Clearing out the understory is a periodic process that can be disastrous for homes built in the woodlands, but an opportunity for an ecological cleansing. The California landscape has evolved with fire, indeed, the native Americans regularly burned grasslands to regenerate grasses and keep down the shrubs. California native landscape, recovery after fires, Pepperwood Preserve. All of the leaves on these trees below were scorched, this is not autumn foliage color, and when the land recovers in the spring it will look like a green park.
Fire Recovery in Northern California
Burned Oaks backlit, California native landscape after Sonoma fires. Walking in these woodlands now is a raw experience, not ready for human interpretation. Nature just wants to recover and not be watched. I feel like I am trespassing in a boudoir; the woods are bare, naked, the underbrush is mostly gone. There are no birds. Yet, there is a determined beauty. The landscape has been abruptly transformed, but it is not dead. California Oaks evolved with fire and now, after a conflagration, these trees show their strength in new ways.
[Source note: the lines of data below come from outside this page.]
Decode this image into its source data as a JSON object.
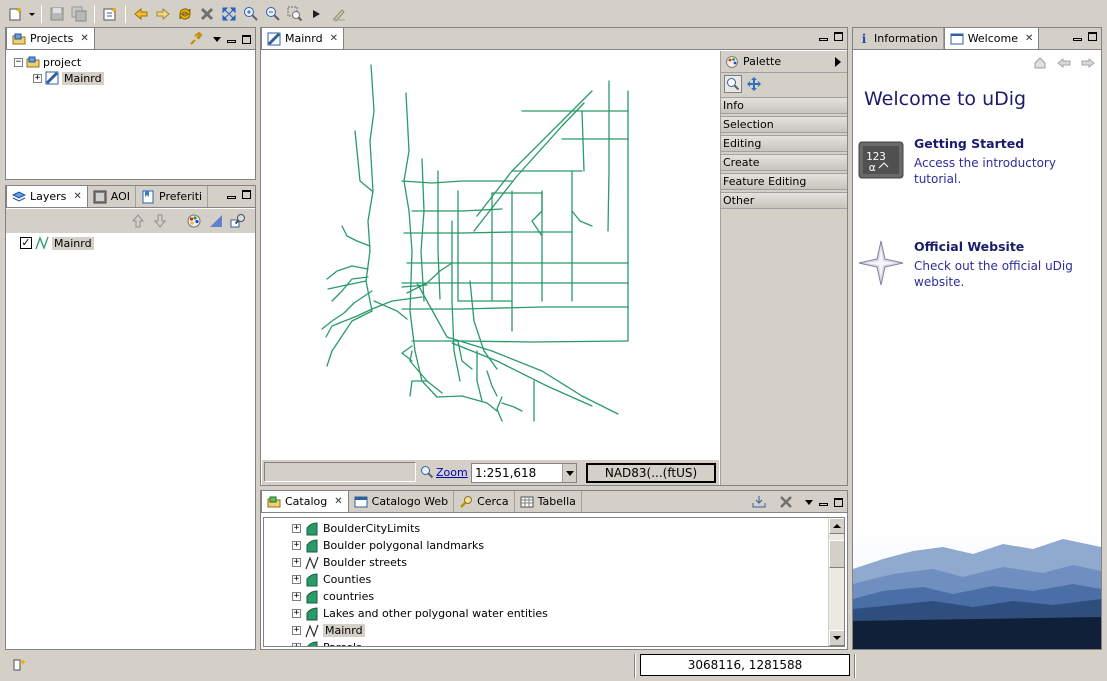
{
  "toolbar": {
    "items": [
      "new-icon",
      "save-icon",
      "save-all-icon",
      "import-icon",
      "back-icon",
      "forward-icon",
      "refresh-icon",
      "stop-icon",
      "zoom-extent-icon",
      "zoom-in-icon",
      "zoom-out-icon",
      "zoom-box-icon",
      "next-icon",
      "edit-icon"
    ]
  },
  "projects": {
    "tab_label": "Projects",
    "root": "project",
    "child": "Mainrd"
  },
  "layers": {
    "tabs": [
      "Layers",
      "AOI",
      "Preferiti"
    ],
    "items": [
      "Mainrd"
    ]
  },
  "map": {
    "tab_label": "Mainrd",
    "zoom_label": "Zoom",
    "scale": "1:251,618",
    "crs": "NAD83(...(ftUS)",
    "line_color": "#2a9a6a"
  },
  "palette": {
    "title": "Palette",
    "drawers": [
      "Info",
      "Selection",
      "Editing",
      "Create",
      "Feature Editing",
      "Other"
    ]
  },
  "catalog": {
    "tabs": [
      "Catalog",
      "Catalogo Web",
      "Cerca",
      "Tabella"
    ],
    "items": [
      {
        "label": "BoulderCityLimits",
        "kind": "polygon"
      },
      {
        "label": "Boulder polygonal landmarks",
        "kind": "polygon"
      },
      {
        "label": "Boulder streets",
        "kind": "line"
      },
      {
        "label": "Counties",
        "kind": "polygon"
      },
      {
        "label": "countries",
        "kind": "polygon"
      },
      {
        "label": "Lakes and other polygonal water entities",
        "kind": "polygon"
      },
      {
        "label": "Mainrd",
        "kind": "line"
      },
      {
        "label": "Parcels",
        "kind": "polygon"
      }
    ]
  },
  "welcome_view": {
    "tabs": [
      "Information",
      "Welcome"
    ],
    "title": "Welcome to uDig",
    "links": [
      {
        "title": "Getting Started",
        "desc_line1": "Access the introductory",
        "desc_line2": "tutorial."
      },
      {
        "title": "Official Website",
        "desc_line1": "Check out the official uDig",
        "desc_line2": "website."
      }
    ]
  },
  "status": {
    "coordinates": "3068116, 1281588"
  }
}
Grass resprouting, California native landscape, recovery after Sonoma fires. Oak tree ghost ashes on blackened earth from Sonoma Nuns fire October Grasses resprouting under blackened Oak trees and burned Manzanita ; fire damage and recovery Sonoma Valley Regional Park. Recovery will take years and it surely will look different once we know which trees survived. It will be beautiful still. Photo Gallery on PhotoBotanic. It is amazing that anything can survive those fires.